The moment when the majority of Americans decide that they don't need to be involved in their own government, and can just let everyone else worry about it, is the moment when Americans are no longer in charge of their own government. The moment when the fault-finders poison the majority of Americans into complaining incessantly about their government is the moment when Americans fail to realize that they are electing officials who are no less corrupt and hypocritical than they are, as a society on the whole. The moment when the majority of Americans become convinced that they no longer even have a say in their own government is the moment when Americans become complete slaves to their government. The free society is led quietly into their slumber, from which they will awaken to discover that they no longer have their liberty in any sense or form.

Hmmmm... looking around at my surroundings here makes me wonder if these have ALL already happened, most of them perhaps even before I was born. For a long time I was asleep, just believing what I was told in school, and not thinking about anything beyond that. I am awake now, but it appears to be too little... too late. Nevertheless, why quit trying now? I'll stand for liberty in every way that I can, even in such trivial things as mobile technology. Whatever you do, don't let anyone make you think that you can't do anything about it anymore. No one can make you think anything... choose for yourselves to think otherwise. If you are already falling off of a cliff, you may as well try to fly...

posted on 01 Mar 2013, 16:31
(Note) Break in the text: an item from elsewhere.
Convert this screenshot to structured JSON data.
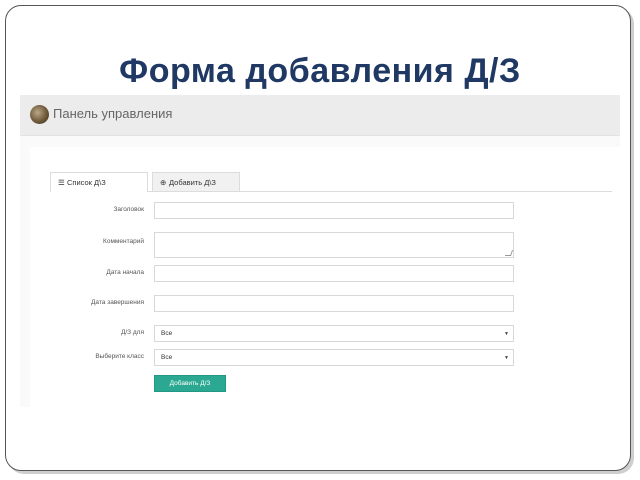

18. MichaelHeller (Posts: 2720; Member since: 26 May 2011)

I didn't mean to imply that you haven't contacted your representatives, and obviously not every rep listens to the people. We certainly agree on basically everything here. People do need to be more informed, but people also need to be more active.

posted on 01 Mar 2013, 08:10

13. rusticguy (Posts: 2828; Member since: 11 Aug 2012)

It's a global truth. Politicians sleep with business lobby or they sleep with each other.

posted on 01 Mar 2013, 01:14

8. anywherehome (Posts: 971; Member since: 13 Dec 2011)

don't worry....next stage "its illegal to uninstall/deactivate app from factory settings"
and US snooping has a better tool :)

posted on 01 Mar 2013, 07:34

12. tomn1ce (Posts: 229; Member since: 12 Mar 2012)

Unless you're rooted I don't think that you can uninstall apps/bloatware that comes with the device...you can hide them on Android powered devices (versions 4.+). Then again how many people who don't follow tech sites or who do not read up on their gadgets know that they can do this on their device?

posted on 28 Feb 2013, 23:53 4

4. MartianMe (unregistered)

And this is America...land of freedom ..right?
pretty soon we won't even be able to choose between plastic or paper in this damn country anymore.

posted on 01 Mar 2013, 00:35

7. Furbal (unregistered)

Already happening in some Texas cities. In fact you have to bring your own germ infested nylon bags.

posted on 01 Mar 2013, 00:04 2

5. Gawain (Posts: 426; Member since: 15 Apr 2010)

Neither the Obama admin nor the FCC can do anything about statutory law. Congress needs to pass new legislation which would reverse that provision of the law. All the Obama admin had to do was introduce legislation or work with a few members of Congress to sponsor a bill in the relevant committee and put it up for a vote.

@MartianMe, already plastic bags are banned in San Francisco other fruits-and-nuts towns in California.

@Dr.Phil nailed it.

posted on 01 Mar 2013, 02:31

9. 5odead (Posts: 5; Member since: 30 Nov 2012)

Did they really banned some fruits and nuts?

posted on 01 Mar 2013, 03:01 1

10. MartianMe (unregistered)

That's it i'm moving to Canada :) Lol..

posted on 01 Mar 2013, 12:23

17. RapidCat (Posts: 351; Member since: 12 Jun 2012)


Want to comment? Please login or register.

Latest stories